Estimated read time: 6 minutes
In my years as a B2C/B2B journalist and even as a brand journalist I’ve seen an interesting trend. Even the people that want press are at times hesitant to speak to the media. They hire a PR firm to get you coverage and then the journalists reach out and the interviewees make the process difficult. This article shares some tips on how to talk to the media and be better prepared to partner with journalists.
I’ve seen that many times now:
- PR pros send emails upon emails to get coverage
- Once a response is received the PR folks are so busy that it’s difficult to find a time to talk.
Journalists are short on time as it is so the first step in how to talk to media truly is: Remember that you are on the journalist’s schedule. I had a journalist respond to me one day and asked if I was available at 9:30 p.m. for a quick chat. The answer is yes! I went to all this work to connect with you and I’ll make the time. They didn’t end up using my quote, but that’s how it goes. It’s their decision!

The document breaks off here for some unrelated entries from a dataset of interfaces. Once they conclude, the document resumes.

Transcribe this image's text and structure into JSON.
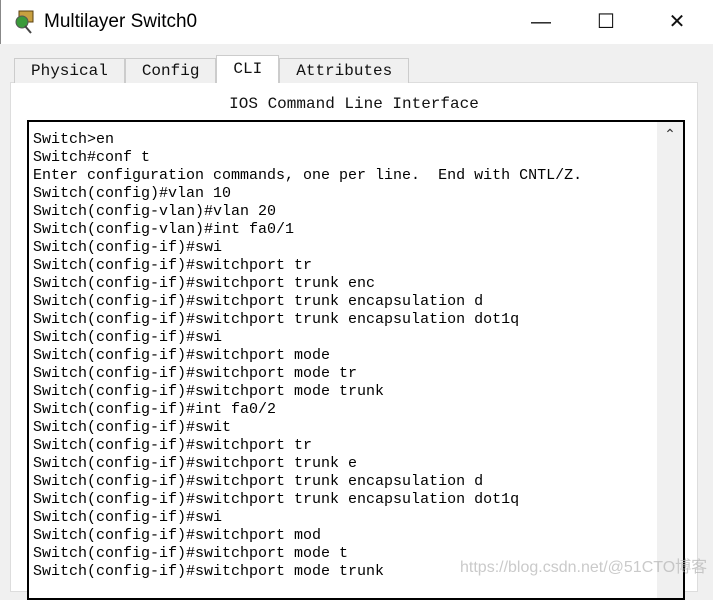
{
  "window": {
    "title": "Multilayer Switch0",
    "minimize": "—",
    "maximize": "☐",
    "close": "✕"
  },
  "tabs": [
    {
      "label": "Physical"
    },
    {
      "label": "Config"
    },
    {
      "label": "CLI",
      "active": true
    },
    {
      "label": "Attributes"
    }
  ],
  "panel": {
    "heading": "IOS Command Line Interface"
  },
  "terminal": {
    "lines": [
      "Switch>en",
      "Switch#conf t",
      "Enter configuration commands, one per line.  End with CNTL/Z.",
      "Switch(config)#vlan 10",
      "Switch(config-vlan)#vlan 20",
      "Switch(config-vlan)#int fa0/1",
      "Switch(config-if)#swi",
      "Switch(config-if)#switchport tr",
      "Switch(config-if)#switchport trunk enc",
      "Switch(config-if)#switchport trunk encapsulation d",
      "Switch(config-if)#switchport trunk encapsulation dot1q",
      "Switch(config-if)#swi",
      "Switch(config-if)#switchport mode",
      "Switch(config-if)#switchport mode tr",
      "Switch(config-if)#switchport mode trunk",
      "Switch(config-if)#int fa0/2",
      "Switch(config-if)#swit",
      "Switch(config-if)#switchport tr",
      "Switch(config-if)#switchport trunk e",
      "Switch(config-if)#switchport trunk encapsulation d",
      "Switch(config-if)#switchport trunk encapsulation dot1q",
      "Switch(config-if)#swi",
      "Switch(config-if)#switchport mod",
      "Switch(config-if)#switchport mode t",
      "Switch(config-if)#switchport mode trunk"
    ],
    "scroll_up_icon": "chevron-up-icon"
  },
  "watermark": "https://blog.csdn.net/@51CTO博客"
}
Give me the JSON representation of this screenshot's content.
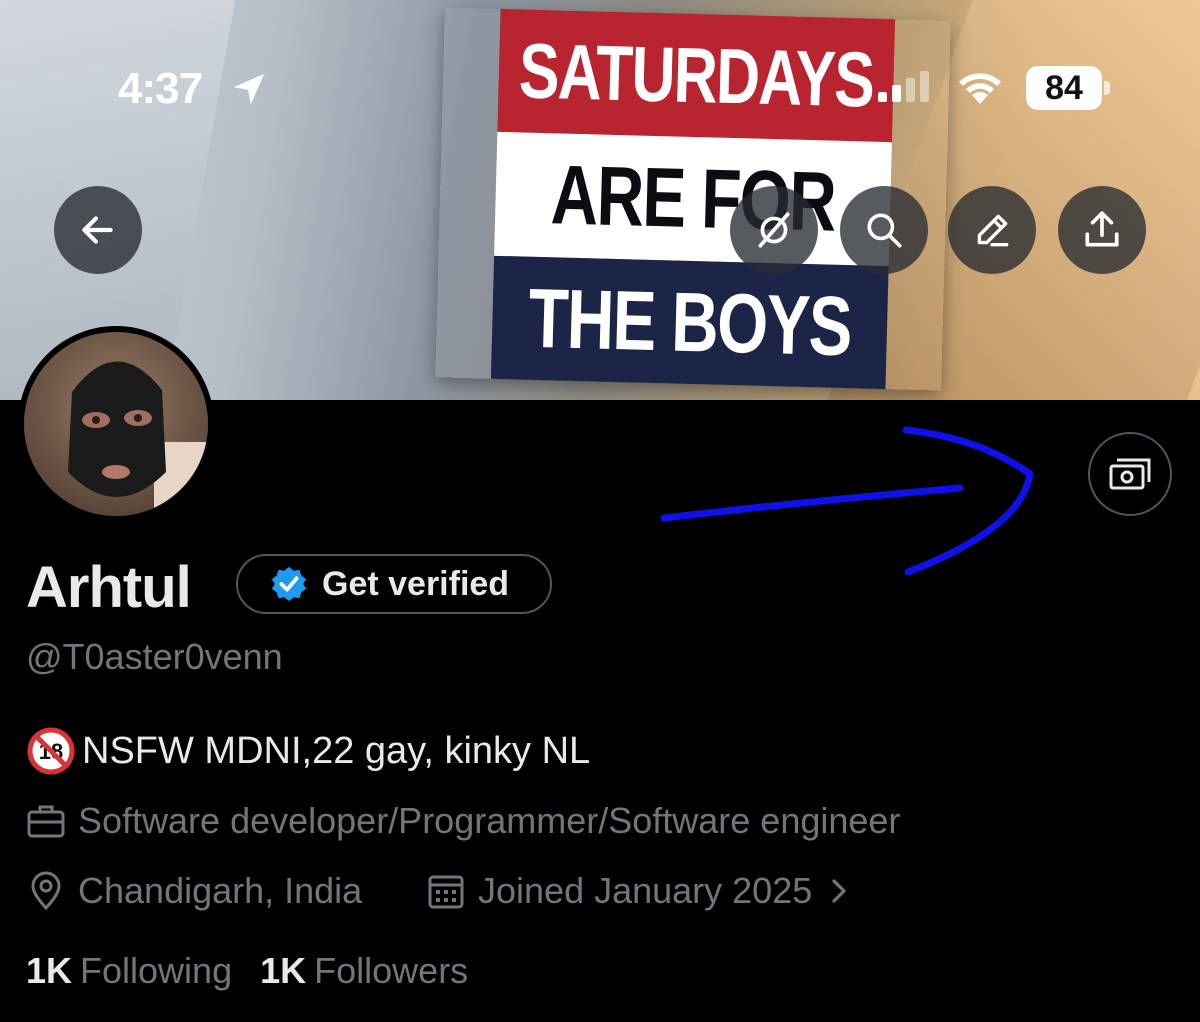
{
  "status_bar": {
    "time": "4:37",
    "battery": "84"
  },
  "banner": {
    "flag_lines": [
      "SATURDAYS",
      "ARE FOR",
      "THE BOYS"
    ]
  },
  "icons": {
    "back": "arrow-left-icon",
    "grok": "grok-icon",
    "search": "search-icon",
    "edit": "pencil-icon",
    "share": "share-icon",
    "money": "money-icon"
  },
  "profile": {
    "display_name": "Arhtul",
    "verify_label": "Get verified",
    "handle": "@T0aster0venn",
    "bio_text": "NSFW MDNI,22 gay, kinky NL",
    "profession": "Software developer/Programmer/Software engineer",
    "location": "Chandigarh, India",
    "joined": "Joined January 2025",
    "following_count": "1K",
    "following_label": "Following",
    "followers_count": "1K",
    "followers_label": "Followers"
  },
  "colors": {
    "verified_blue": "#1d9bf0",
    "annotation": "#1010e8",
    "muted": "#71767b"
  }
}
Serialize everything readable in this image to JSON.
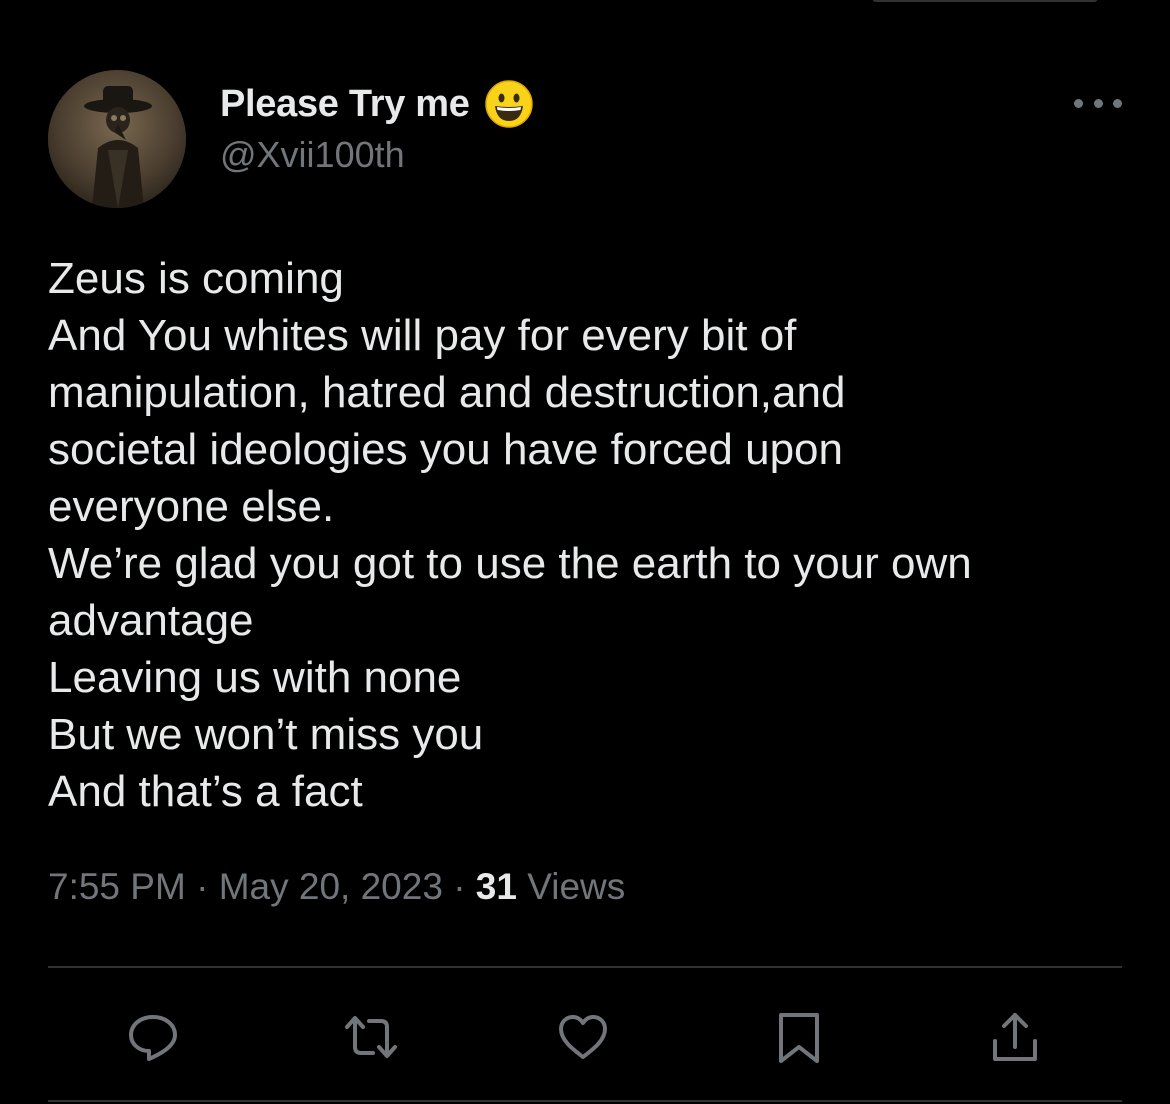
{
  "tweet": {
    "author": {
      "display_name": "Please Try me",
      "handle": "@Xvii100th",
      "name_emoji": "grinning-face-emoji"
    },
    "text_lines": [
      "Zeus is coming",
      "And You whites will pay for every bit of",
      "manipulation, hatred and destruction,and",
      "societal ideologies you have forced upon",
      "everyone else.",
      "We’re glad you got to use the earth to your own",
      "advantage",
      "Leaving us with none",
      "But we won’t miss you",
      "And that’s a fact"
    ],
    "time": "7:55 PM",
    "separator": "·",
    "date": "May 20, 2023",
    "views_count": "31",
    "views_label": "Views"
  },
  "actions": {
    "reply": "reply-icon",
    "retweet": "retweet-icon",
    "like": "heart-icon",
    "bookmark": "bookmark-icon",
    "share": "share-icon"
  },
  "colors": {
    "background": "#000000",
    "primary_text": "#e7e9ea",
    "secondary_text": "#71767b",
    "divider": "#2f3336"
  }
}
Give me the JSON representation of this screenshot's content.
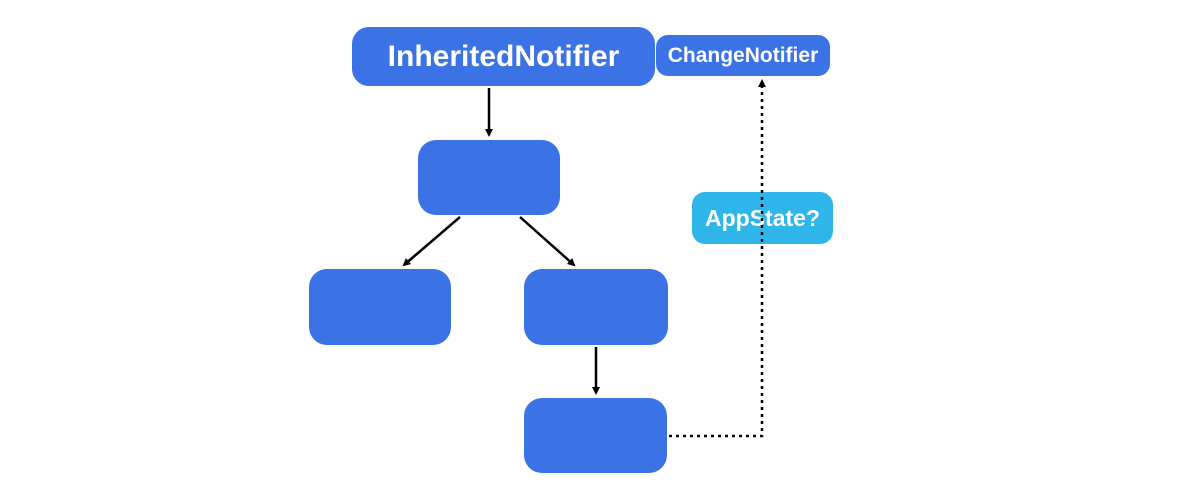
{
  "nodes": {
    "inherited_notifier": {
      "label": "InheritedNotifier"
    },
    "change_notifier": {
      "label": "ChangeNotifier"
    },
    "app_state": {
      "label": "AppState?"
    },
    "widget_a": {
      "label": ""
    },
    "widget_b": {
      "label": ""
    },
    "widget_c": {
      "label": ""
    },
    "widget_d": {
      "label": ""
    }
  },
  "colors": {
    "primary": "#3b72e6",
    "accent": "#2eb5e9",
    "arrow": "#000000"
  },
  "edges": [
    {
      "from": "inherited_notifier",
      "to": "widget_a",
      "style": "solid"
    },
    {
      "from": "widget_a",
      "to": "widget_b",
      "style": "solid"
    },
    {
      "from": "widget_a",
      "to": "widget_c",
      "style": "solid"
    },
    {
      "from": "widget_c",
      "to": "widget_d",
      "style": "solid"
    },
    {
      "from": "widget_d",
      "to": "change_notifier",
      "style": "dotted"
    }
  ]
}
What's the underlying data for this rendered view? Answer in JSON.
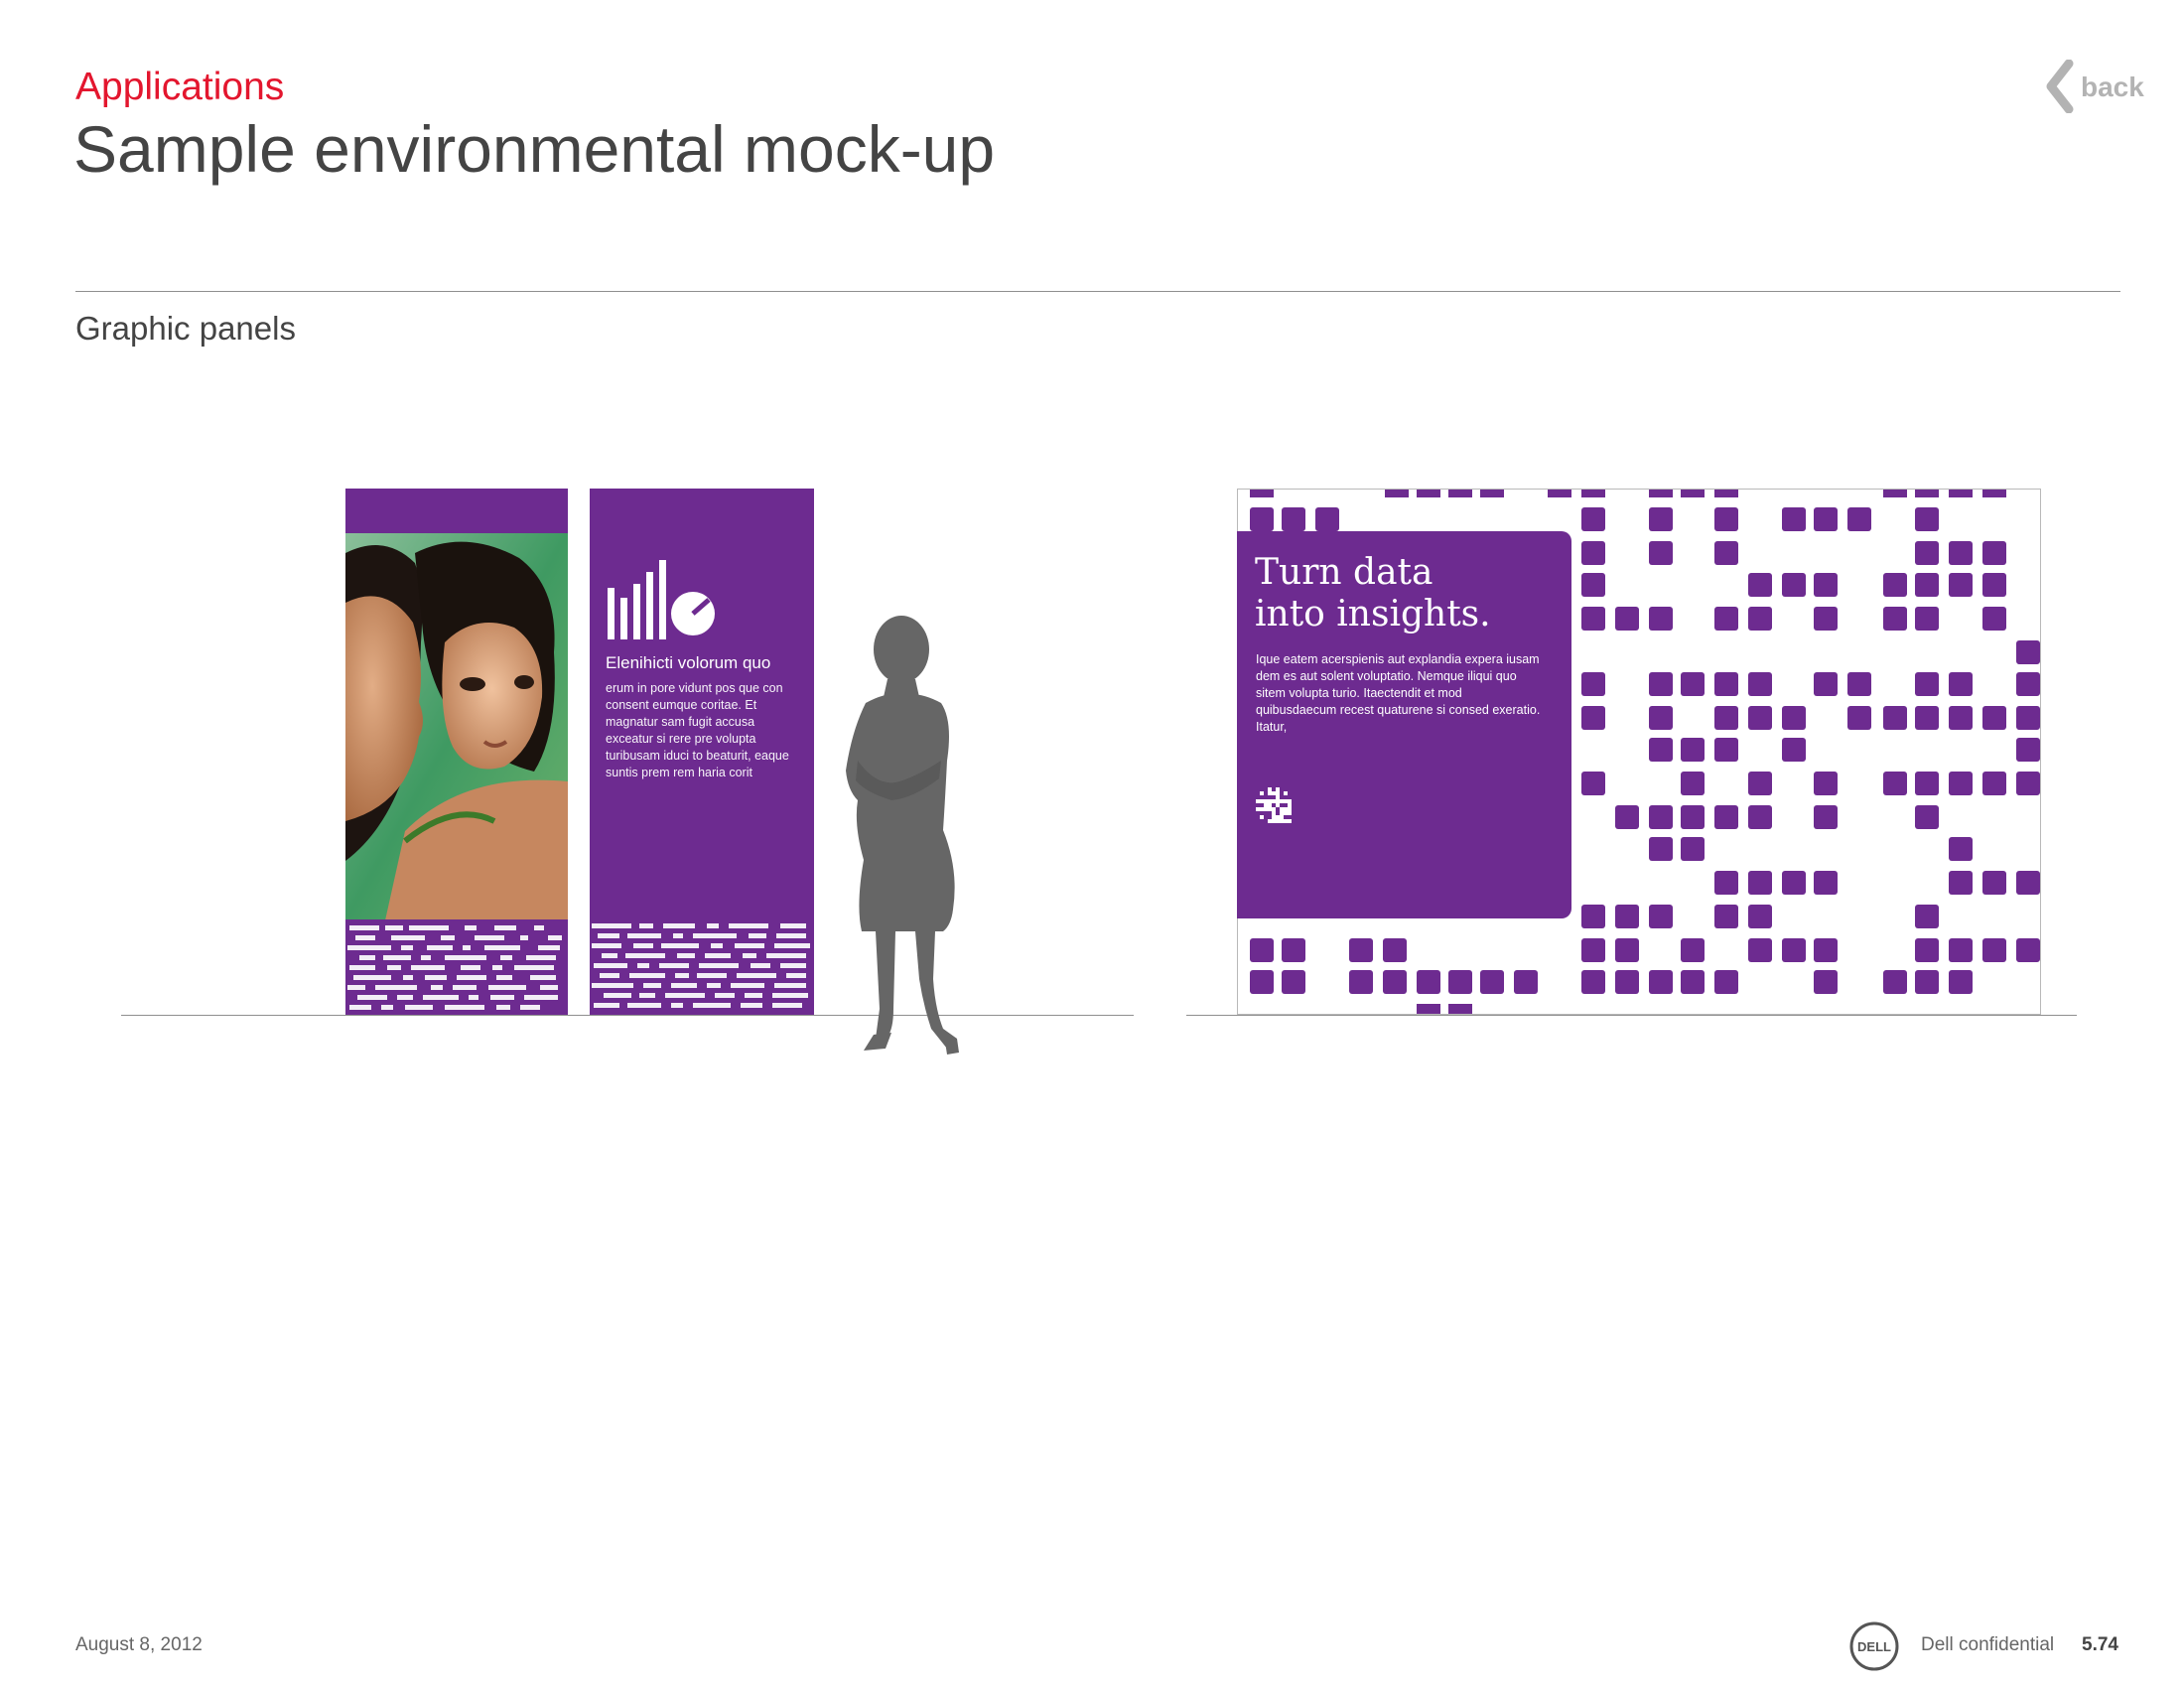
{
  "header": {
    "eyebrow": "Applications",
    "title": "Sample environmental mock-up",
    "back_label": "back"
  },
  "section": {
    "title": "Graphic panels"
  },
  "panel2": {
    "heading": "Elenihicti volorum quo",
    "body": "erum in pore vidunt pos que con consent eumque coritae. Et magnatur sam fugit accusa exceatur si rere pre volupta turibusam iduci to beaturit, eaque suntis prem rem haria corit"
  },
  "wall": {
    "headline_line1": "Turn data",
    "headline_line2": "into insights.",
    "body": "Ique eatem acerspienis aut explandia expera iusam dem es aut solent voluptatio. Nemque iliqui quo sitem volupta turio. Itaectendit et mod quibusdaecum recest quaturene si consed exeratio. Itatur,"
  },
  "footer": {
    "date": "August 8, 2012",
    "confidential": "Dell confidential",
    "page": "5.74",
    "logo_text": "DELL"
  },
  "colors": {
    "brand_purple": "#6d2b90",
    "accent_red": "#e3162e",
    "silhouette_gray": "#666666"
  }
}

Check out: Media coverage featuring Christoph Trappe
Know your news angles
Journalists look for newsworthy angles, which is at their discretion and current definition. Often that means they are looking for something new to report. To make that more complicated, they also are looking what else is going on. So one newsworthy event today might not be newsworthy tomorrow when there are other things going on.
But nonetheless, be read to talk to media when they are ready to talk to you. Some journalists make this easy for you and simply ask: “Explain to me how this is new.” Then explain without superlatives. Sometimes there’s not much news value, but other times there is. Try to find your authentic brand story that works in that instance.
What’s newsworthy also evolves. Back in the day, news media covered when companies launched a new website, now responsive. Today, that’s not news anymore, but it was 10 years ago in some industries. Today, it’s news when your website isn’t responsive. Keep the current news cycles and interests in mind when you talk to the media.
Keep these things in mind when you pitch and talk to the media:
- Be the expert by showing your expertise through the content you share
- Make sure the media knows what you know and what you can talk about (I’ve gotten interview requests through this blog, by the way!)
- When they need you to talk about that, be ready and talk about it – on their schedule
- Have people available.
I actually have attended conferences where companies pay so much money to display whatever it is they are displaying and then don’t want to be featured by the media. My favorite response for an on-camera interview request once was: “Send us the questions and we will get back to you in three days.” Please, just be ready!
Also, understand what kind of data you can offer journalists. Amanda Milligan works at Stacker.com, a company that creates data-driven journalism for brands and she joined me on the podcast to discuss the topic at length.
Is there a danger of misquotes?
We hear the stories of media misquoting, taking stuff out of context – usually not on purpose – and sometimes journalists get it wrong. They are human, too.
This is also why I’m a big fan of livestreamed interviews. It’s near impossible to be taken out of context or misquoted when the whole conversation is streamed live.
Nonetheless, if you want earned media – meaning a reporter covers you – things can happen. If you want final say on every little detail, that’s what advertising is for. Buy an ad or sponsored content.
Great way to talk to the media at conferences
But, not everyone gets talking to the media wrong. Many companies are also ready when the media is ready to talk to them. Here are some examples from the Neocon conference I attended in 2018 as a B2B journalist.
An editorial team, I worked with was on the hunt for products to share and was looking for other stories and trends from a conference.
I did a couple of high-level trend podcasts myself that ended up on the magazine’s website:
- How furniture now has outlets so we can stay connected
- The sound of acoustics
- One on moss
— interiors+sources (@InteriorsSource) June 12, 2018
Everyone was ready to go and share their stories. Very much appreciated and insightful.
Some other examples included on-the spot videos:
This video is of a table that becomes a board to write on. That looked highly innovative to me in person but doesn’t come across in a picture. They lifted the table as many times as I wanted to get the video I wanted for the web. Another great example of being ready for media coverage.
Public relations training
Practice makes perfect but certainly there’s a certain danger to practice publicly in actual news interviews. Usually, I’ve found that being authentic is key to success, but can you can also hire PR trainers like Brad Phillips, who shares some tips in the episode below.
Monitor reporter/writer request for quotes
You can use websites or even Twitter to monitor request for expertise in specific areas. I use two regularly to keep an eye on what quotes are being requested.
What about relationships?
Relationships matter. It’s good when journalists know you and trust you (as much as that’s a thing in journalism). And there are ways to build relationships offline and in the digital age. But do keep in mind that at the end of the day journalists are trying to share stories. So if a relationship can’t help them with that, will the relationship last?
I’ve been on all sides of PR and with mounting pressures, I know PR professionals want to reach their goals – which ultimately is to get coverage. The more that can be aligned with what journalists need, the more beneficial it can be for all involved.
Be the expert you are, share information freely and when a reporter comes calling be ready and available. And make it easy on the journalist to work with you!